An inventive and engaging game, but the story falls a little flat.
Steel Rats is a hybrid that mixes many things, from side-scrolling adventure to 2.5D kind-of beat-‘em-up arcade-platformer. Set in a steampunk/dieselpunk 1940s United States, it is – according to Polish developers Tate Multimedia – a “destructive, octane-fuelled, motorbike combat and death-defying experience.” The result is an inventive and engaging game whose depth of storytelling doesn’t quite match the atmosphere it conjures up.
At its core, Steel Rats is a great-looking 2.5D motorbike side-scrolling adventure, starring a gang of outlaw bikers and scrappers (the eponymous Steel Rats). The gang comprises an old-timer experienced leader, a Japanese-American tech-savvy teen, a daring fire-speedster and a loony stunt acrobat. Their story begins as a horde of alien robots invade their home – the fictional Coastal City, Michigan – and the Steel Rats decide set out to save the world by destroying the origin of this chaos.
The game is drenched in atmosphere, with a visual style that blends steampunk and dieselpunk elements with the noir carcass of 1940s America: vintage cars, elaborate buildings, and a soundtrack that imbues the game with a low-pitch, dark theme that harks back to black-and-white cinema classics.
It’s a romp to explore, destroy and fight through each level.

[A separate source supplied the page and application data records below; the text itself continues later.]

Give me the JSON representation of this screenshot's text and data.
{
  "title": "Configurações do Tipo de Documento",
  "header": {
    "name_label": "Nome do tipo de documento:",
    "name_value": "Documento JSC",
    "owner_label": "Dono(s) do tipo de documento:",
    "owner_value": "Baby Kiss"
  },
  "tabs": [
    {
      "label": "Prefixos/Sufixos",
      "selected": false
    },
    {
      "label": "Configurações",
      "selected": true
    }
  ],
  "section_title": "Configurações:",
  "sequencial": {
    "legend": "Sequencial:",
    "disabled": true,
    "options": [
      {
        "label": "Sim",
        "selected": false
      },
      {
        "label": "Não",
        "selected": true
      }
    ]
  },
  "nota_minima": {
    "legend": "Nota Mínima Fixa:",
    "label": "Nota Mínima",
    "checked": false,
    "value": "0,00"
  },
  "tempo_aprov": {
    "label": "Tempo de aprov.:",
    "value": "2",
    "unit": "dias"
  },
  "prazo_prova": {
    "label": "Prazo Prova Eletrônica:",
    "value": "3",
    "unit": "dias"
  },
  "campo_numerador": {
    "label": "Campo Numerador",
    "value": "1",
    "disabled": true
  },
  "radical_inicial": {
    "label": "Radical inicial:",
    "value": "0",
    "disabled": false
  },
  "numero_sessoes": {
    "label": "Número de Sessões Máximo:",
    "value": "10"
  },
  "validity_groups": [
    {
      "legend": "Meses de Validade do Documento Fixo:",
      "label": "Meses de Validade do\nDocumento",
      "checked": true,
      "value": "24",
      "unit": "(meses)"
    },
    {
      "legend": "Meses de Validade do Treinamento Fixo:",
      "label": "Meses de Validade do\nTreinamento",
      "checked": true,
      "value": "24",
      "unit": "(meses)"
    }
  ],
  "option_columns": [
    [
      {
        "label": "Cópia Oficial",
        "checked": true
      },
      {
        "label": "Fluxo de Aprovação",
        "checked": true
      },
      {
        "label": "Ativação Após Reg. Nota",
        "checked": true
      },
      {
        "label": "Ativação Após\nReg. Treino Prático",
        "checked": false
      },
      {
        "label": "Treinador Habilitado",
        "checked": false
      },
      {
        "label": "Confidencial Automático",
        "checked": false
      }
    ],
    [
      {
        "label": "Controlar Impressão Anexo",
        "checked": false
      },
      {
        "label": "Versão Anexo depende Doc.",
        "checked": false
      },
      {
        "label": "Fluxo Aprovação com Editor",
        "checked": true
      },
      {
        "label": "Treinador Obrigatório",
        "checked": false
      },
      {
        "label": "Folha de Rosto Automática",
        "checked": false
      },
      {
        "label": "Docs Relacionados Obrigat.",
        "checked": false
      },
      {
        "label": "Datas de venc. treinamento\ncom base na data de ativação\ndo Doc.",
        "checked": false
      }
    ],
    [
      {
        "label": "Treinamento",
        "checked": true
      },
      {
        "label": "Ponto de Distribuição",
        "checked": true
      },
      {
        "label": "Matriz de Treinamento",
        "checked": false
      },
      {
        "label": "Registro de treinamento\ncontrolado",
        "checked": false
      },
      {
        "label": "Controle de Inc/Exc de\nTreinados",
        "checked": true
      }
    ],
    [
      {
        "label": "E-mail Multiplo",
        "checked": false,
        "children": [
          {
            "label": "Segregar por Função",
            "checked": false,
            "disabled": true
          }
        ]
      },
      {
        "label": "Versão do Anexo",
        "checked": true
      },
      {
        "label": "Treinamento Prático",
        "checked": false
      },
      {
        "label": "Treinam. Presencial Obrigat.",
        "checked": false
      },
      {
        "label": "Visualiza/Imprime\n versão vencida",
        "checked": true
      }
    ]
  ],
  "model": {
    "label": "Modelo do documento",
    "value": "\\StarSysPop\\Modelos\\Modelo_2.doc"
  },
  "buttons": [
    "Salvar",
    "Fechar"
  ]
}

Once you get used to the dizzying array of controls and options – which allow you to choose your style when encountering robot mobs, large enemies and bosses – using your chosen biker’s special abilities, weapons and perks feels natural and versatile. The ability to switch between characters at any point is a useful one, especially when you’re running low on health and there’s not a dynamo-based restore machine in sight. Meanwhile, avoiding falls by changing direction in midair proves surprisingly smooth – and while there might be too many controls to remember sometimes, on the whole there’s a nice flow to proceedings.
You can perform stunts and mid-air madness to earn bonuses, although these never provide a truly substantial reward. Collecting scraps from destroyed cars and bots enables you to purchase new perks, abilities and skins for each of the four members of the Steel Rats, such as additional health, a strong ally bot, powerful ultimates, and more. They’re not much of a challenge to obtain: I quickly found myself swimming in scrap parts without anything to spend them on.
Each level also hides a secret, represented by a giant Steel Rats golden symbol. Discovering these triggers a largely text-based cutscene which details a character’s back story, or more about the universe’s particularities. While it’s nice to be rewarded for optional exploration, I can’t help but feel there’s wasted potential from a storytelling perspective. In a world that feels so rich, a total of just six small cinematic sequences left me hungry for more.
With a map divided in five districts – a total of 28 levels to traverse, an equal number of secrets to unlock and three different challenges to complete in each level – there’s certainly plenty to get stuck into. Perhaps there’s only so much story you can pour into such a heady mix of mechanics. It’s commendable that Steel Rats even tries to tell an interesting story in what is ultimately a side-scrolling 2.5D bike-’em-up, and it’s the one significant weakness of an otherwise enjoyable game.